Introducing our Redistribution Kitchen Wales Project

At FareShare Cymru, we redistribute surplus food that would’ve otherwise gone to waste. The food is delivered to charities across Wales who work to tackle the ever growing presence of poverty. 20% of adults in Wales have experienced food insecurity over the last few years, whilst approximately 400,000 tonnes of mostly edible food is sent to landfill. By redirecting surplus food to those who need it, we’re taking an environmental problem and turning it into a social solution.

Surplus food can be unpredictable and, at times, challenging to use; think giant celeriac, pallets of limes, or 50kg bags of porridge oats. At the beginning of 2023, we made the decision to explore new and innovative ways to access and utilise as much surplus food as possible. From this, the idea for the Redistribution Kitchen Wales Project was born! Funding for the project was awarded by the Sustainable Food Challenge, a partnership between Cardiff Council, Monmouthshire County Council, the Cardiff Capital Region Challenge Fund, and Welsh Government, supported by the SBRI (Small Business Research Initiative) Centre of Excellence. It aims to identify and support projects that can harness the potential of land, technology, and people to increase the sustainable production and supply of locally grown food in the Cardiff Capital Region. 

Situated in Cardiff and Vale College, the project kicked off in January 2024 and runs three days a week, Monday, Tuesday, and Wednesday. During which time, our chefs and volunteers prepare, cook, and package the meals for the charities and community groups and taking part in the trial. Lucas and Stef, our chefs, are experienced and enthusiastic teachers who ensure that volunteers can develop essential culinary skills.

So far, volunteers have devoted more than 145 hours to preparing, chopping, dicing, peeling, and cooking, resulting in over 4,300 meals ready for distribution. We’ve received positive feedback from both volunteers and recipients of the RKW meals; Judith Climer, representing the Michael Climer Legacy Fund at Holy Trinity, has praised the project’s progress:

“The FareShare project is another excellent way to encourage the use of fresh ingredients and appreciate the advantages over processed food choices.”

“The packaging is excellent. Environmentally friendly and degradable but at the same time reusable. This was quite a surprise comment which I heard often. The nature of the packaging encourages people to wash it and reuse it several times.”

Judith Climer, Michael Climer Legacy Fund at Holy Trinity

The meals are made using high-quality ingredients and are nutritionally balanced, providing two of your recommended five servings of fruits and vegetables per day.
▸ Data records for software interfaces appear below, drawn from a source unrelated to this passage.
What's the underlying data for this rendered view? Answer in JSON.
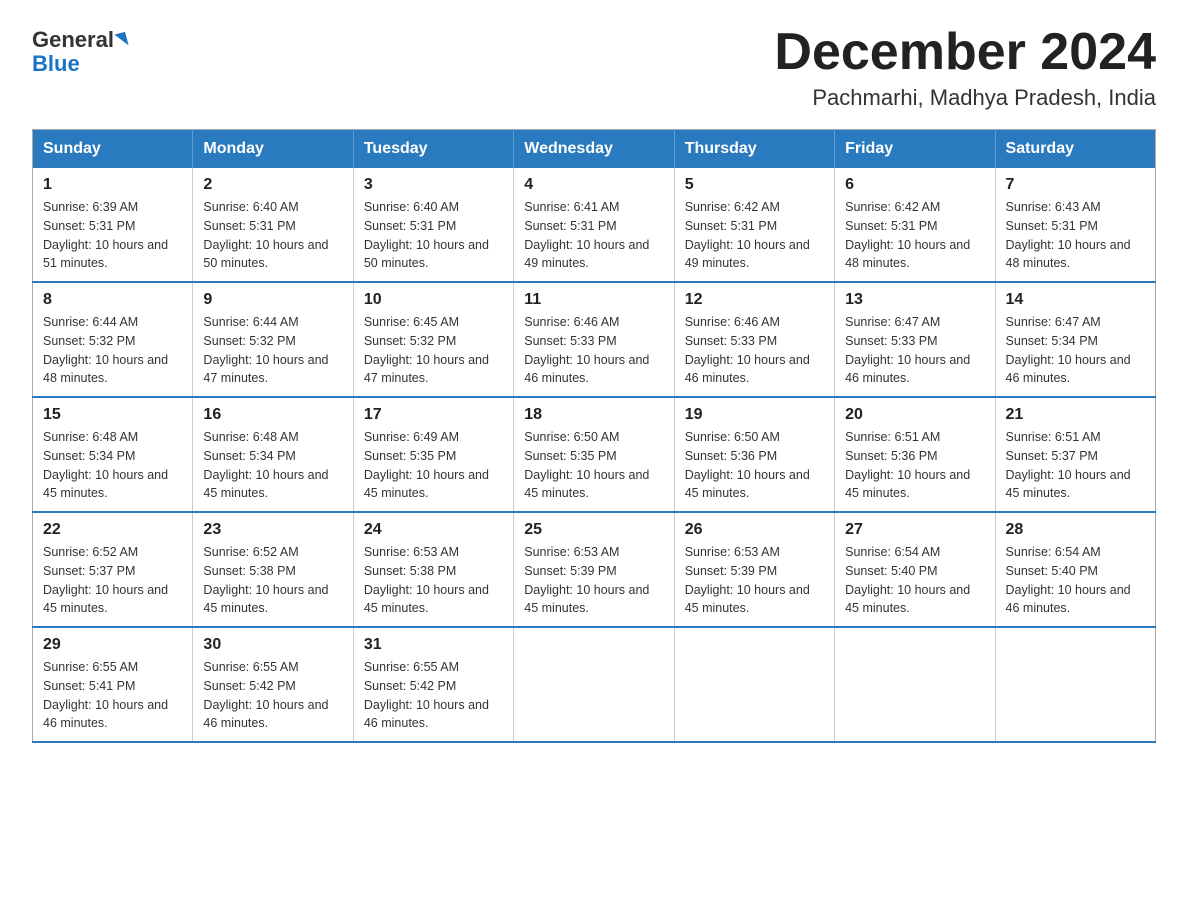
{
  "logo": {
    "text_general": "General",
    "text_blue": "Blue"
  },
  "title": "December 2024",
  "subtitle": "Pachmarhi, Madhya Pradesh, India",
  "header_days": [
    "Sunday",
    "Monday",
    "Tuesday",
    "Wednesday",
    "Thursday",
    "Friday",
    "Saturday"
  ],
  "weeks": [
    [
      {
        "day": "1",
        "sunrise": "6:39 AM",
        "sunset": "5:31 PM",
        "daylight": "10 hours and 51 minutes."
      },
      {
        "day": "2",
        "sunrise": "6:40 AM",
        "sunset": "5:31 PM",
        "daylight": "10 hours and 50 minutes."
      },
      {
        "day": "3",
        "sunrise": "6:40 AM",
        "sunset": "5:31 PM",
        "daylight": "10 hours and 50 minutes."
      },
      {
        "day": "4",
        "sunrise": "6:41 AM",
        "sunset": "5:31 PM",
        "daylight": "10 hours and 49 minutes."
      },
      {
        "day": "5",
        "sunrise": "6:42 AM",
        "sunset": "5:31 PM",
        "daylight": "10 hours and 49 minutes."
      },
      {
        "day": "6",
        "sunrise": "6:42 AM",
        "sunset": "5:31 PM",
        "daylight": "10 hours and 48 minutes."
      },
      {
        "day": "7",
        "sunrise": "6:43 AM",
        "sunset": "5:31 PM",
        "daylight": "10 hours and 48 minutes."
      }
    ],
    [
      {
        "day": "8",
        "sunrise": "6:44 AM",
        "sunset": "5:32 PM",
        "daylight": "10 hours and 48 minutes."
      },
      {
        "day": "9",
        "sunrise": "6:44 AM",
        "sunset": "5:32 PM",
        "daylight": "10 hours and 47 minutes."
      },
      {
        "day": "10",
        "sunrise": "6:45 AM",
        "sunset": "5:32 PM",
        "daylight": "10 hours and 47 minutes."
      },
      {
        "day": "11",
        "sunrise": "6:46 AM",
        "sunset": "5:33 PM",
        "daylight": "10 hours and 46 minutes."
      },
      {
        "day": "12",
        "sunrise": "6:46 AM",
        "sunset": "5:33 PM",
        "daylight": "10 hours and 46 minutes."
      },
      {
        "day": "13",
        "sunrise": "6:47 AM",
        "sunset": "5:33 PM",
        "daylight": "10 hours and 46 minutes."
      },
      {
        "day": "14",
        "sunrise": "6:47 AM",
        "sunset": "5:34 PM",
        "daylight": "10 hours and 46 minutes."
      }
    ],
    [
      {
        "day": "15",
        "sunrise": "6:48 AM",
        "sunset": "5:34 PM",
        "daylight": "10 hours and 45 minutes."
      },
      {
        "day": "16",
        "sunrise": "6:48 AM",
        "sunset": "5:34 PM",
        "daylight": "10 hours and 45 minutes."
      },
      {
        "day": "17",
        "sunrise": "6:49 AM",
        "sunset": "5:35 PM",
        "daylight": "10 hours and 45 minutes."
      },
      {
        "day": "18",
        "sunrise": "6:50 AM",
        "sunset": "5:35 PM",
        "daylight": "10 hours and 45 minutes."
      },
      {
        "day": "19",
        "sunrise": "6:50 AM",
        "sunset": "5:36 PM",
        "daylight": "10 hours and 45 minutes."
      },
      {
        "day": "20",
        "sunrise": "6:51 AM",
        "sunset": "5:36 PM",
        "daylight": "10 hours and 45 minutes."
      },
      {
        "day": "21",
        "sunrise": "6:51 AM",
        "sunset": "5:37 PM",
        "daylight": "10 hours and 45 minutes."
      }
    ],
    [
      {
        "day": "22",
        "sunrise": "6:52 AM",
        "sunset": "5:37 PM",
        "daylight": "10 hours and 45 minutes."
      },
      {
        "day": "23",
        "sunrise": "6:52 AM",
        "sunset": "5:38 PM",
        "daylight": "10 hours and 45 minutes."
      },
      {
        "day": "24",
        "sunrise": "6:53 AM",
        "sunset": "5:38 PM",
        "daylight": "10 hours and 45 minutes."
      },
      {
        "day": "25",
        "sunrise": "6:53 AM",
        "sunset": "5:39 PM",
        "daylight": "10 hours and 45 minutes."
      },
      {
        "day": "26",
        "sunrise": "6:53 AM",
        "sunset": "5:39 PM",
        "daylight": "10 hours and 45 minutes."
      },
      {
        "day": "27",
        "sunrise": "6:54 AM",
        "sunset": "5:40 PM",
        "daylight": "10 hours and 45 minutes."
      },
      {
        "day": "28",
        "sunrise": "6:54 AM",
        "sunset": "5:40 PM",
        "daylight": "10 hours and 46 minutes."
      }
    ],
    [
      {
        "day": "29",
        "sunrise": "6:55 AM",
        "sunset": "5:41 PM",
        "daylight": "10 hours and 46 minutes."
      },
      {
        "day": "30",
        "sunrise": "6:55 AM",
        "sunset": "5:42 PM",
        "daylight": "10 hours and 46 minutes."
      },
      {
        "day": "31",
        "sunrise": "6:55 AM",
        "sunset": "5:42 PM",
        "daylight": "10 hours and 46 minutes."
      },
      null,
      null,
      null,
      null
    ]
  ]
}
They’re designed to be accessible and healthy, aiming to encourage individuals to explore new flavours in a cost-effective and convenient way.

Despite our best efforts, the surplus we receive doesn’t always encompass all the necessary ingredients for our meals. As a result, food businesses across Wales have kindly chosen to support us, offering incredibly generous donations of food or assisting in the preparation of more challenging ingredients.

To ensure the sustainability of projects like Redistribution Kitchen Wales, we need a greater supply of food. Currently, our warehouse stocks are low, making it harder to get enough food to the 171 community groups and charities we serve. In order to meet current demand, we need an additional 60 tonnes of surplus food monthly. This is before we consider the 176 community groups currently on our waitlist, eagerly awaiting assistance.

We are looking to expand this project further. Currently, the project is set to end in June, but due to its obvious success so far, we would love to keep it going. The Redistribution Kitchen Wales Project has made a positive impact on local communities, both of environmental and social significance. Thank you to all those involved, suppliers and volunteers and we look forward to future opportunities.